C# Pragma Directive

This C# example program uses the #pragma directive. This directive affects the reporting of warnings.

Pragma directive. The #pragma directive disables the reporting of a warning.

It is useful when you understand and expect the warning—but still want to disable it. With #pragma we can disable a specific warning or all warnings.



Example. As we begin, please remember that when the C# compiler detects unreachable code, it will report a warning. The compiler reports these errors to improve code quality. In this example, the if (false) statement results in unreachable code.

Unreachable Code Detected


Tip: By wrapping the #pragma warning disable directive and #pragma warning restore directive around the statement, we can hide the warning.

So: When you compile this program, no warnings are reported by the C# compiler.


C# program that uses pragma directive

using System;

class Program
    static void Main()
	// This example has unreachable code!
	// ... The pragma directives hide the warning.
#pragma warning disable
	if (false)
#pragma warning restore

    When compiled, no warnings are issued.

Specifying specific warnings. You can optionally add another value after the directives. As the C# specification shows, you can use #pragma warning disable 612 to disable the C# compiler's warning number 612.

Tip: This is probably more trouble than it is worth. It might be better to just disable all warnings in small blocks of code.


Discussion. I think the #pragma warning disable and restore directives are useful in many programs. When developing, I sometimes will use the if (false) construction to comment out code but compile it anyways.


This ensures that the code will not stop compiling and refactoring will update it. I can use the #pragma directives to indicate that I know the code is unreachable already and don't want to fix it.
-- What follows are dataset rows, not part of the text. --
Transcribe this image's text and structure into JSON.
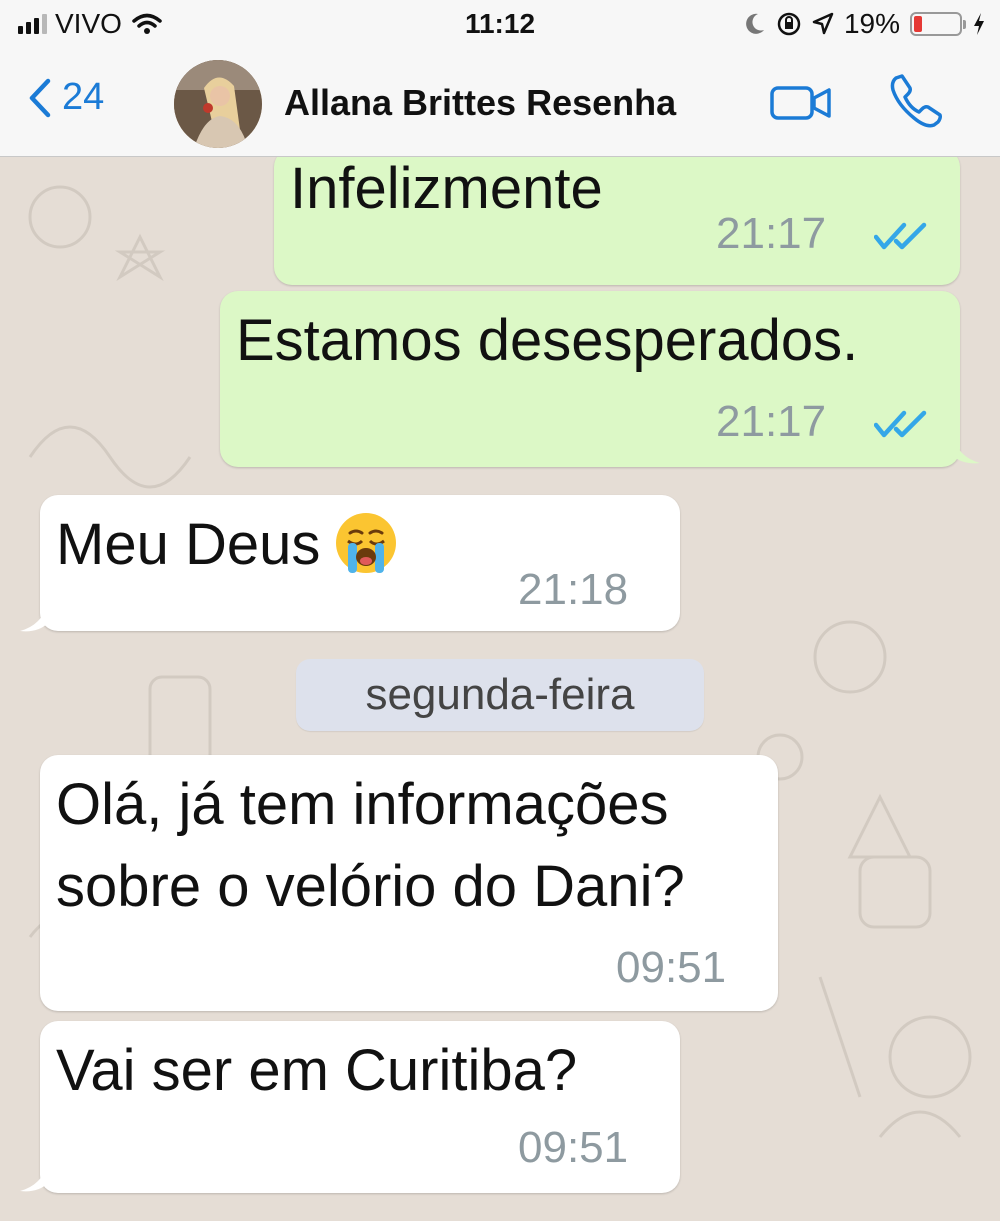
{
  "status_bar": {
    "carrier": "VIVO",
    "time": "11:12",
    "battery_percent": "19%",
    "battery_level": 0.19,
    "icons": [
      "signal-icon",
      "wifi-icon",
      "moon-icon",
      "orientation-lock-icon",
      "location-icon",
      "battery-icon",
      "charging-icon"
    ]
  },
  "header": {
    "back_count": "24",
    "contact_name": "Allana Brittes Resenha",
    "icons": [
      "back-chevron-icon",
      "avatar",
      "video-call-icon",
      "phone-call-icon"
    ]
  },
  "messages": [
    {
      "direction": "outgoing",
      "text": "Infelizmente",
      "time": "21:17",
      "status": "read"
    },
    {
      "direction": "outgoing",
      "text": "Estamos desesperados.",
      "time": "21:17",
      "status": "read"
    },
    {
      "direction": "incoming",
      "text": "Meu Deus",
      "emoji": "loudly-crying-face",
      "time": "21:18"
    },
    {
      "direction": "incoming",
      "text_line1": "Olá, já tem informações",
      "text_line2": "sobre o velório do Dani?",
      "time": "09:51"
    },
    {
      "direction": "incoming",
      "text": "Vai ser em Curitiba?",
      "time": "09:51"
    }
  ],
  "date_separator": "segunda-feira",
  "colors": {
    "outgoing_bubble": "#dcf8c6",
    "incoming_bubble": "#ffffff",
    "accent": "#1b7bd6",
    "read_ticks": "#34a7e8",
    "chat_background": "#e5ddd5"
  }
}
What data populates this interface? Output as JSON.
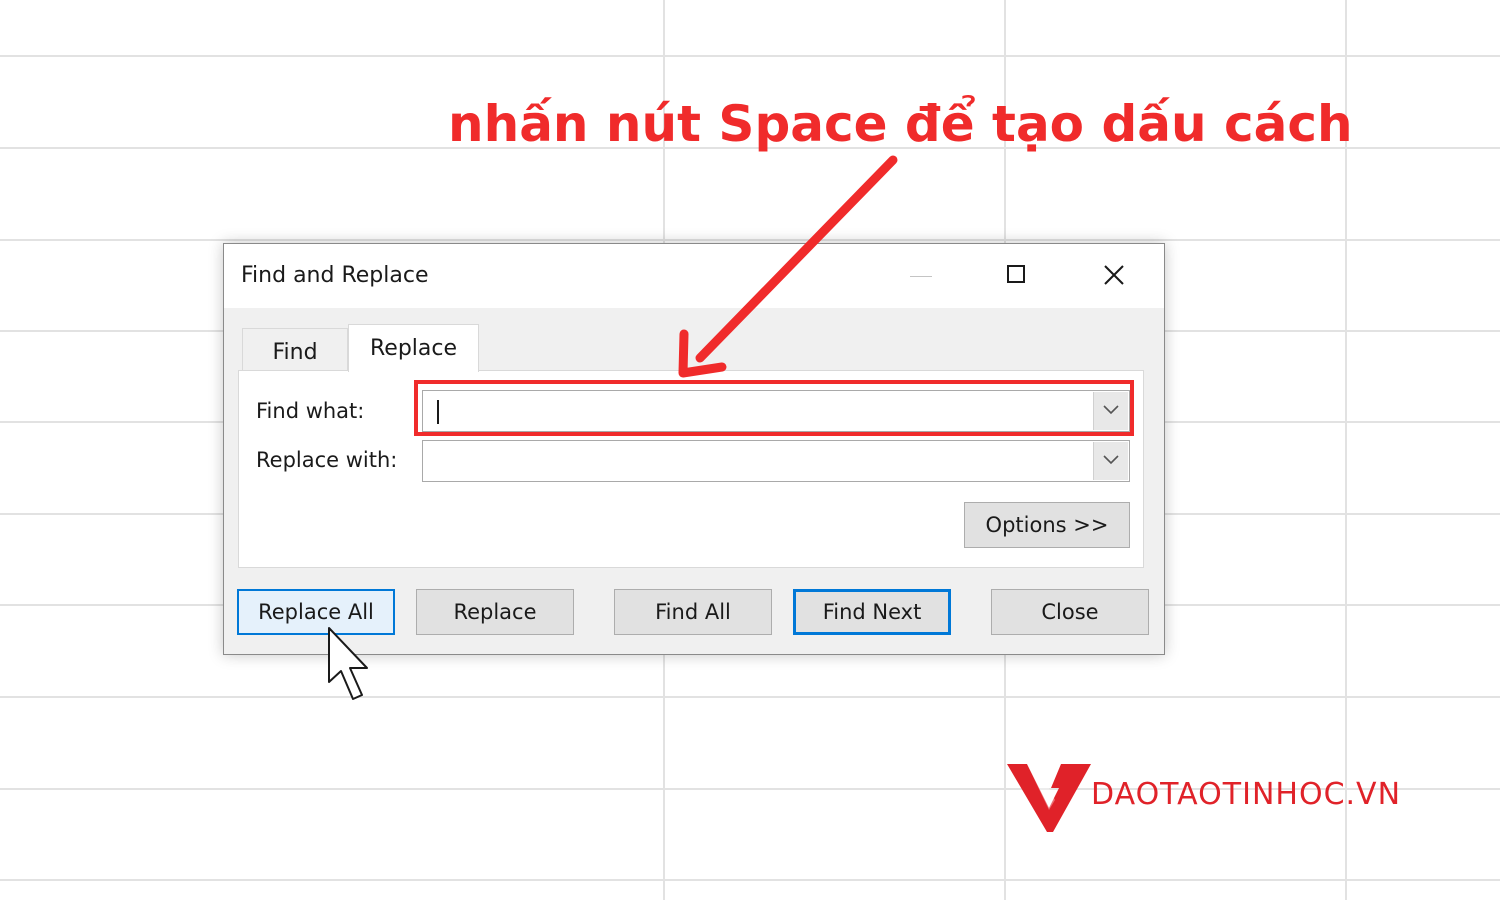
{
  "annotation": {
    "text": "nhấn nút Space để tạo dấu cách",
    "color": "#f02b2b"
  },
  "dialog": {
    "title": "Find and Replace",
    "titlebar_buttons": {
      "minimize_icon": "minimize-icon",
      "maximize_icon": "maximize-icon",
      "close_icon": "close-icon"
    },
    "tabs": [
      {
        "label": "Find",
        "selected": false
      },
      {
        "label": "Replace",
        "selected": true
      }
    ],
    "find_what": {
      "label": "Find what:",
      "value": ""
    },
    "replace_with": {
      "label": "Replace with:",
      "value": ""
    },
    "options_label": "Options >>",
    "buttons": {
      "replace_all": "Replace All",
      "replace": "Replace",
      "find_all": "Find All",
      "find_next": "Find Next",
      "close": "Close"
    }
  },
  "logo": {
    "text": "DAOTAOTINHOC.VN",
    "color": "#e02229"
  },
  "colors": {
    "highlight": "#f02b2b",
    "focus_blue": "#0078d7"
  }
}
Summary. The #pragma warning disable and restore directives give you the ability to influence how the compiler reports warnings. If you expect a certain warning to occur, and don't want to fix it, #pragma directives are useful.

Compile-Time Error